### TASK PROMPT
Go through the entries below and print each one exactly.

[Items from an interface collection]
☆ ☆ ☆ ☆ ☆ ☆ ☆

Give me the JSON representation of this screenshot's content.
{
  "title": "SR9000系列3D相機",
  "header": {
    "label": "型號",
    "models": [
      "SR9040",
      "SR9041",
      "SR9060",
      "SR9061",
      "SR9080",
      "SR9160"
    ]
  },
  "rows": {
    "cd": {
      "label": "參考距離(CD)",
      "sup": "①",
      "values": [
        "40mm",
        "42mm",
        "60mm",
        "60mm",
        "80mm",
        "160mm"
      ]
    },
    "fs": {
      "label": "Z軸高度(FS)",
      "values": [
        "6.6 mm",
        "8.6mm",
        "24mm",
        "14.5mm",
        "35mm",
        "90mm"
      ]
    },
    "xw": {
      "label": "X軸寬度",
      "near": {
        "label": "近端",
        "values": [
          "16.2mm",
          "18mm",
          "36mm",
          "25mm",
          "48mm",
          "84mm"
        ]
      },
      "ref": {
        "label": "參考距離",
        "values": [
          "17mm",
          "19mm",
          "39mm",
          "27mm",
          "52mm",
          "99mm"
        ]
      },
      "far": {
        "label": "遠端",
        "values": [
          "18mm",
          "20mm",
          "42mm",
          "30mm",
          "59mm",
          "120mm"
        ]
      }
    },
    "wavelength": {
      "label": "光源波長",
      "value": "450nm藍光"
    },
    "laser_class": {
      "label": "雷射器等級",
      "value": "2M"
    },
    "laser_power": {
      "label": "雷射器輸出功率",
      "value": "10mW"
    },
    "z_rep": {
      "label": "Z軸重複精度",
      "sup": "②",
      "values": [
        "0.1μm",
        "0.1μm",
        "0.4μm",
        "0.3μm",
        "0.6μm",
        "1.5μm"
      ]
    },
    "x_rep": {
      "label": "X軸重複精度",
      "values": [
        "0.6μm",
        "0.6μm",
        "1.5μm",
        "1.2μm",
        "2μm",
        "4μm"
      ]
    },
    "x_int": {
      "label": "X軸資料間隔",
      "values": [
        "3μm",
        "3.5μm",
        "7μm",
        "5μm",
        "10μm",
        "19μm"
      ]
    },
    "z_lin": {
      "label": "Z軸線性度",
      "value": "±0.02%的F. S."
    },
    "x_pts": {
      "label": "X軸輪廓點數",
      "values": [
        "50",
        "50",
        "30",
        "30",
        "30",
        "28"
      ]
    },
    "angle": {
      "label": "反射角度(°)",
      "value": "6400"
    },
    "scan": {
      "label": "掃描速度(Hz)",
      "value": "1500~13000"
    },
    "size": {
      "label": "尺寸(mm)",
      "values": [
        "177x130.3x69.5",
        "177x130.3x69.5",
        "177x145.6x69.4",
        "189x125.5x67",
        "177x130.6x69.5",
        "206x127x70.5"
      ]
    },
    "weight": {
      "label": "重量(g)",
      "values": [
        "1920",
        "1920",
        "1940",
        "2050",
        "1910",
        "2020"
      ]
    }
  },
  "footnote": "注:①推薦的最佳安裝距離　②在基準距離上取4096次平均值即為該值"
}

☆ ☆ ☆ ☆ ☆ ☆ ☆

### ANSWER BELOW
Give me the JSON representation of this screenshot's content.
{
  "title": "SR9000系列3D相機",
  "header": {
    "label": "型號",
    "models": [
      "SR9040",
      "SR9041",
      "SR9060",
      "SR9061",
      "SR9080",
      "SR9160"
    ]
  },
  "rows": {
    "cd": {
      "label": "參考距離(CD)",
      "sup": "①",
      "values": [
        "40mm",
        "42mm",
        "60mm",
        "60mm",
        "80mm",
        "160mm"
      ]
    },
    "fs": {
      "label": "Z軸高度(FS)",
      "values": [
        "6.6 mm",
        "8.6mm",
        "24mm",
        "14.5mm",
        "35mm",
        "90mm"
      ]
    },
    "xw": {
      "label": "X軸寬度",
      "near": {
        "label": "近端",
        "values": [
          "16.2mm",
          "18mm",
          "36mm",
          "25mm",
          "48mm",
          "84mm"
        ]
      },
      "ref": {
        "label": "參考距離",
        "values": [
          "17mm",
          "19mm",
          "39mm",
          "27mm",
          "52mm",
          "99mm"
        ]
      },
      "far": {
        "label": "遠端",
        "values": [
          "18mm",
          "20mm",
          "42mm",
          "30mm",
          "59mm",
          "120mm"
        ]
      }
    },
    "wavelength": {
      "label": "光源波長",
      "value": "450nm藍光"
    },
    "laser_class": {
      "label": "雷射器等級",
      "value": "2M"
    },
    "laser_power": {
      "label": "雷射器輸出功率",
      "value": "10mW"
    },
    "z_rep": {
      "label": "Z軸重複精度",
      "sup": "②",
      "values": [
        "0.1μm",
        "0.1μm",
        "0.4μm",
        "0.3μm",
        "0.6μm",
        "1.5μm"
      ]
    },
    "x_rep": {
      "label": "X軸重複精度",
      "values": [
        "0.6μm",
        "0.6μm",
        "1.5μm",
        "1.2μm",
        "2μm",
        "4μm"
      ]
    },
    "x_int": {
      "label": "X軸資料間隔",
      "values": [
        "3μm",
        "3.5μm",
        "7μm",
        "5μm",
        "10μm",
        "19μm"
      ]
    },
    "z_lin": {
      "label": "Z軸線性度",
      "value": "±0.02%的F. S."
    },
    "x_pts": {
      "label": "X軸輪廓點數",
      "values": [
        "50",
        "50",
        "30",
        "30",
        "30",
        "28"
      ]
    },
    "angle": {
      "label": "反射角度(°)",
      "value": "6400"
    },
    "scan": {
      "label": "掃描速度(Hz)",
      "value": "1500~13000"
    },
    "size": {
      "label": "尺寸(mm)",
      "values": [
        "177x130.3x69.5",
        "177x130.3x69.5",
        "177x145.6x69.4",
        "189x125.5x67",
        "177x130.6x69.5",
        "206x127x70.5"
      ]
    },
    "weight": {
      "label": "重量(g)",
      "values": [
        "1920",
        "1920",
        "1940",
        "2050",
        "1910",
        "2020"
      ]
    }
  },
  "footnote": "注:①推薦的最佳安裝距離　②在基準距離上取4096次平均值即為該值"
}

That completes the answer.